The studies conducted have had inconsistent results. One study showed no effect at all with honey. Another showed improvement with allergy symptoms when patients were given a high dose of honey. Research is still ongoing, and the sample sizes need to be much larger. The best that can be stated right now is that research regarding honey is inconclusive.
If you’re otherwise healthy, there’s unlikely to be any issue with using honey. Children under the age of 1 shouldn’t be given raw, unprocessed honey. It’s known to pose a risk of botulism in infants. If you have severe allergies to pollen, the pollen in honey could potentially trigger anaphylaxis. Anaphylaxis causes difficulty breathing and can be life-threatening. Other minor reactions are possible as well, such as swelling or itching.
Although honey hasn’t been conclusively shown to help with allergies, it isn’t a bad way to sweeten your tea. It’s a viable substitute for other sugary additives. Honey is sometimes used as a cough suppressant. For now, you may be better served by other treatment options until honey is better understood.

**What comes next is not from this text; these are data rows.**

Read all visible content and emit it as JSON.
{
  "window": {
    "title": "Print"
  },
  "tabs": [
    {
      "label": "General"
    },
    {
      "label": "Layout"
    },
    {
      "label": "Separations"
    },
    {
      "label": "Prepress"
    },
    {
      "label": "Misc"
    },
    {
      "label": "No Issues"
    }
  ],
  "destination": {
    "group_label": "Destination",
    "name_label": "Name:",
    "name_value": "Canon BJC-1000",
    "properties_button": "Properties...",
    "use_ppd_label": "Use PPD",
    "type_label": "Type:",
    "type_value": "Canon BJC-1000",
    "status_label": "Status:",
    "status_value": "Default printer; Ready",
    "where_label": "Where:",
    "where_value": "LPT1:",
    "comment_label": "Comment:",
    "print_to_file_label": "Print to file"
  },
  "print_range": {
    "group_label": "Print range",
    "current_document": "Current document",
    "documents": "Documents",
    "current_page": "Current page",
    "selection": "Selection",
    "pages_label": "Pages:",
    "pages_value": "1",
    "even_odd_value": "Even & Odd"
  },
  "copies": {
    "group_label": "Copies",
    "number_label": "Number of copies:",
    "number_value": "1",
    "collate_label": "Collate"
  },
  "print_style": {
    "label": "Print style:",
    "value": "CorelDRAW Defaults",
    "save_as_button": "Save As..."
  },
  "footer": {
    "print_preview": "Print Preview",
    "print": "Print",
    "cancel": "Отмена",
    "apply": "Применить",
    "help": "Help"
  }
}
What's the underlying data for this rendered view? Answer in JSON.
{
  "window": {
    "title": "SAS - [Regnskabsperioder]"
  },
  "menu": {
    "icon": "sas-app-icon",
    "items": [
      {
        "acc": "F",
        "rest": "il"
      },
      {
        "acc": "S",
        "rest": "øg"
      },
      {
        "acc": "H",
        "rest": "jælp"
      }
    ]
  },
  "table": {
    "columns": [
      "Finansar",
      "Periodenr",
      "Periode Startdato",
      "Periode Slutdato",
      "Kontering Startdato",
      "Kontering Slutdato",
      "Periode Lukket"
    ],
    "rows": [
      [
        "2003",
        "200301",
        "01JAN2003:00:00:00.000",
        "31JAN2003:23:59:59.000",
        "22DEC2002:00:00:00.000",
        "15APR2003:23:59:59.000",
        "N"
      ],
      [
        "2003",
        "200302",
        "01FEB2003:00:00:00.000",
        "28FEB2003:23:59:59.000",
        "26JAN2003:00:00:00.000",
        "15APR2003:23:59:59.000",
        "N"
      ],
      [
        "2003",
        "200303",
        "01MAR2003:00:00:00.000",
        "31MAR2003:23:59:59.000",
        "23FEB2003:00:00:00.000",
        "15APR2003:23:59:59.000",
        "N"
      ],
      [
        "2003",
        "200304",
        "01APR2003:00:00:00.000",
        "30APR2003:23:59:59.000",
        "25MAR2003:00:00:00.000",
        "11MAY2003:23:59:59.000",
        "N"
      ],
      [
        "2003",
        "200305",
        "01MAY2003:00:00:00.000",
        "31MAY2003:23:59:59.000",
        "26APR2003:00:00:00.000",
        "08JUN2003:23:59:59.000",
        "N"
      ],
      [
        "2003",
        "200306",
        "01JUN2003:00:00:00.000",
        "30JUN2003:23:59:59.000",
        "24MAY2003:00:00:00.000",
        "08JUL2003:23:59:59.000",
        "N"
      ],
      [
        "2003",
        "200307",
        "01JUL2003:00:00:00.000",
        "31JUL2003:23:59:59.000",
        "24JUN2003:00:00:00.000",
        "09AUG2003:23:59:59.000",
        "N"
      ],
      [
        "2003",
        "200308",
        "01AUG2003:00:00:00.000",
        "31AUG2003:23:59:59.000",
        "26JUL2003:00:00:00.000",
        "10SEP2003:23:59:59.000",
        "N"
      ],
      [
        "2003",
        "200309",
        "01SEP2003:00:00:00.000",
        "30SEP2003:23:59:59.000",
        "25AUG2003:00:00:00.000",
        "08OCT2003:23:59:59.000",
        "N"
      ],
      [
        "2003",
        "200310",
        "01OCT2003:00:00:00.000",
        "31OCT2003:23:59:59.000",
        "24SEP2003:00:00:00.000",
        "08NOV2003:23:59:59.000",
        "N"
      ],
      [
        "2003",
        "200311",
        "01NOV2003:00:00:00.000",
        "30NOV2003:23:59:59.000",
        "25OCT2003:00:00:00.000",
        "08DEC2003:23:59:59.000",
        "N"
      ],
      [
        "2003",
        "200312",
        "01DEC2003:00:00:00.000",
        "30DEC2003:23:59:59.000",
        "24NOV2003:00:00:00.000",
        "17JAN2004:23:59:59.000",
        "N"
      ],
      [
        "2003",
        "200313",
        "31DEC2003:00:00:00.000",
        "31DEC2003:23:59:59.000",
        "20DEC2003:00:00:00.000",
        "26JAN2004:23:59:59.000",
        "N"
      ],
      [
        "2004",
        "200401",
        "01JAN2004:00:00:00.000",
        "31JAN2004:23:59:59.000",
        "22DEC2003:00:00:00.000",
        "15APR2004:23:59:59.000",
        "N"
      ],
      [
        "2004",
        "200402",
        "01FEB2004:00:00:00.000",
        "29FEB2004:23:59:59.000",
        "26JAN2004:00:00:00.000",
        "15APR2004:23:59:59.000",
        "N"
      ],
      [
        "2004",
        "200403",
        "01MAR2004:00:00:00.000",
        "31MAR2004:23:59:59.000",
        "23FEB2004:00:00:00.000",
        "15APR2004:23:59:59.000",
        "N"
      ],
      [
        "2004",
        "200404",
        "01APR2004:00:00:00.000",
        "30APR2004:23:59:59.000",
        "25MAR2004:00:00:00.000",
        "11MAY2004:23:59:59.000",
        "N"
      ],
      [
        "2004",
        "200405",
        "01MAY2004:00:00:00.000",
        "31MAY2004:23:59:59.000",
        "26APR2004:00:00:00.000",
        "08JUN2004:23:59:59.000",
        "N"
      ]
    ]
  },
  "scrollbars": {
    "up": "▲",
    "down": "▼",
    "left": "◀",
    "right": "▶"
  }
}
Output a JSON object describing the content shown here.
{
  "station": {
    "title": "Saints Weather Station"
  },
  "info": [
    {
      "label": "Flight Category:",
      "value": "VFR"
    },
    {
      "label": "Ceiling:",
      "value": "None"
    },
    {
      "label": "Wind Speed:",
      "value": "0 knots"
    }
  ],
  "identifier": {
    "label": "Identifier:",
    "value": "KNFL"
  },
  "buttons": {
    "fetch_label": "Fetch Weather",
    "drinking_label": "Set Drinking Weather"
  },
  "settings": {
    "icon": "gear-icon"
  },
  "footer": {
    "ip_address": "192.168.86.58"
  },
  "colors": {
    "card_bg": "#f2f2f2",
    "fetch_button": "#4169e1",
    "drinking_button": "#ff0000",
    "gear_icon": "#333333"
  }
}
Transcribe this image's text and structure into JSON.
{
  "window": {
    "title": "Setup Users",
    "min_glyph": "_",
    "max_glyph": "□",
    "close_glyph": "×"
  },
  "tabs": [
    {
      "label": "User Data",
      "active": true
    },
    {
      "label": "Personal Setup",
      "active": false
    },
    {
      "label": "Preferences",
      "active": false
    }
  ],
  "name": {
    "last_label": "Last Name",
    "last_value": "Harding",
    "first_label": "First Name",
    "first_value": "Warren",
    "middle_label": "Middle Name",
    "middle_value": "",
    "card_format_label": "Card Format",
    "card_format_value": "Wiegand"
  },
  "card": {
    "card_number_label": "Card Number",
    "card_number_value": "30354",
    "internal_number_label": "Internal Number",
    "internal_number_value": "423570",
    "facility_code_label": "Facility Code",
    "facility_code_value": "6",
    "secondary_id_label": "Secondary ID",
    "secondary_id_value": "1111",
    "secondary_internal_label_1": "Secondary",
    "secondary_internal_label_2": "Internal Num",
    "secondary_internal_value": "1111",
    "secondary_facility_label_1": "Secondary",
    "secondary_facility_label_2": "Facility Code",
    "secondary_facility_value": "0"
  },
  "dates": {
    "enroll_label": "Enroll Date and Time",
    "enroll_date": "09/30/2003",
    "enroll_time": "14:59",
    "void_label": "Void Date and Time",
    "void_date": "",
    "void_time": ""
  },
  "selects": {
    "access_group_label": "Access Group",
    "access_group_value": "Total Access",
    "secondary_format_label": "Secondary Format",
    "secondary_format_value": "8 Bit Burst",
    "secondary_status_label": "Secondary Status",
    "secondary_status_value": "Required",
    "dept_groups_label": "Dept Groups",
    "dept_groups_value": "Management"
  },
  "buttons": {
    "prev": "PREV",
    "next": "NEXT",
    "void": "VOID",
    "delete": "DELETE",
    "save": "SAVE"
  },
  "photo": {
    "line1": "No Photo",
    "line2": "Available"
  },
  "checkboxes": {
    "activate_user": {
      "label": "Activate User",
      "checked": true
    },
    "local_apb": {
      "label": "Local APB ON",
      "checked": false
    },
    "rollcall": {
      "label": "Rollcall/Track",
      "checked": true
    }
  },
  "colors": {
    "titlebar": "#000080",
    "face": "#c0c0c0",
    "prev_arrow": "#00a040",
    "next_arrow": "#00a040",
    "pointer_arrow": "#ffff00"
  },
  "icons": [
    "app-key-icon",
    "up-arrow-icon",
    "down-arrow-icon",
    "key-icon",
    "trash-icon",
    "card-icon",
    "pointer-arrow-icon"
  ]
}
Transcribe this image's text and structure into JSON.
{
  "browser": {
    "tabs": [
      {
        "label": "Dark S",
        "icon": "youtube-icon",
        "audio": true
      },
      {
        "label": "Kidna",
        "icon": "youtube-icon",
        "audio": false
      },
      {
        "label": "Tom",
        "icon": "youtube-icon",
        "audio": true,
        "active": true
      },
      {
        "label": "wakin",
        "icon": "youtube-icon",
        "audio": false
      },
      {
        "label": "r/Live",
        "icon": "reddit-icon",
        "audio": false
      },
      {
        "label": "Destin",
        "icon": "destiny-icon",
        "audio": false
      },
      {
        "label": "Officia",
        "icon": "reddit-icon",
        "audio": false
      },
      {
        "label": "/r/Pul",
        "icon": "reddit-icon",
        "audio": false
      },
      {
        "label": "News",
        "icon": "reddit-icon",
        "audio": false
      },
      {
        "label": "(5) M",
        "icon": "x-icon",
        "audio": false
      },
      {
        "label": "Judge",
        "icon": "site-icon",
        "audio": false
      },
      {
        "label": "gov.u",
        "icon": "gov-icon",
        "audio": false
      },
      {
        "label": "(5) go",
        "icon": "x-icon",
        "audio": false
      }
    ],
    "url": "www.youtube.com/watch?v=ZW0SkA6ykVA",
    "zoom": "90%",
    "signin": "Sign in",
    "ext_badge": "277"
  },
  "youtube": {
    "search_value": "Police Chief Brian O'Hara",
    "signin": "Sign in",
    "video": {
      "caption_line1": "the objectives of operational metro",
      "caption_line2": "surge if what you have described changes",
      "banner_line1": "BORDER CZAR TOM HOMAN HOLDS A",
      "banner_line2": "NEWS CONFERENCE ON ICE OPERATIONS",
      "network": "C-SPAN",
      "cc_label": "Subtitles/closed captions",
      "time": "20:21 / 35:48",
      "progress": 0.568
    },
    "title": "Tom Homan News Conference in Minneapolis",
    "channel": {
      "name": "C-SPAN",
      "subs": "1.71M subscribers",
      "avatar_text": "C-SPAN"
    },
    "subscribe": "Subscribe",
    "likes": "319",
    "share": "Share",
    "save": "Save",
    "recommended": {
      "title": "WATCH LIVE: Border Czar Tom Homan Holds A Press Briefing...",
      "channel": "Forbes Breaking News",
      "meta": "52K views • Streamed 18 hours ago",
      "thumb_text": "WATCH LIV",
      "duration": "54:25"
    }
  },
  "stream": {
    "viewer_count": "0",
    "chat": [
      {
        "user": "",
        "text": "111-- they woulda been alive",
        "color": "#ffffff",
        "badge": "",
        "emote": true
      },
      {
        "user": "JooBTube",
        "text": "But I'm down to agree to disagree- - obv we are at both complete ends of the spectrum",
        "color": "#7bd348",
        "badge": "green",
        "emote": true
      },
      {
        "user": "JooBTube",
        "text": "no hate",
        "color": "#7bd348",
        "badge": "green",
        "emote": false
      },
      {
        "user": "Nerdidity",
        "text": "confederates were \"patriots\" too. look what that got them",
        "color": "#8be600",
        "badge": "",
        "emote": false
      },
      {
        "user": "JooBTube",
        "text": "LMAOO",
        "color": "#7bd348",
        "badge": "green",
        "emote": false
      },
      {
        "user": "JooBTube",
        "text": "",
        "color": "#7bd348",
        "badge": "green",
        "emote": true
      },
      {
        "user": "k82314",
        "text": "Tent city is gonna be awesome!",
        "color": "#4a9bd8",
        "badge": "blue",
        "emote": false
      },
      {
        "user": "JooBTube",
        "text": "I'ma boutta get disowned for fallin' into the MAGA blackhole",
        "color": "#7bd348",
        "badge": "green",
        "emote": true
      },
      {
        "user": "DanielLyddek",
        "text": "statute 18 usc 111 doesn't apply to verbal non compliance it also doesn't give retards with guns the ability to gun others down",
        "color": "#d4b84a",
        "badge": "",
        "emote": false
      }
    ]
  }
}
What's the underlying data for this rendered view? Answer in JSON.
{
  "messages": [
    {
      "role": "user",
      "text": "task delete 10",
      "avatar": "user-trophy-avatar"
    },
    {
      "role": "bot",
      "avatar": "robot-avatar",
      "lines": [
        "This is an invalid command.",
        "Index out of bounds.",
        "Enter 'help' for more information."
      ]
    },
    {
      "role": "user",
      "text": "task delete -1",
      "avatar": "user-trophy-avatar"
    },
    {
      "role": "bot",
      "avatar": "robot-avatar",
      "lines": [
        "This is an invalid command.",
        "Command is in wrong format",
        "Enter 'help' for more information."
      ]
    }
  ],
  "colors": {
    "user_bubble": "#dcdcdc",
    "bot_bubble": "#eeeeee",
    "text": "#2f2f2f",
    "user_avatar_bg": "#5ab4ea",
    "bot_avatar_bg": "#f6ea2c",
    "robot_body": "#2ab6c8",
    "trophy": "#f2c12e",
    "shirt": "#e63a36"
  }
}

Holistic remedies for allergies in Arlington Heights, IL, could be tremendously helpful. Contact Midwest Allergy Relief Centers at (847) 392-7901 if you have any questions or would like to schedule an appointment.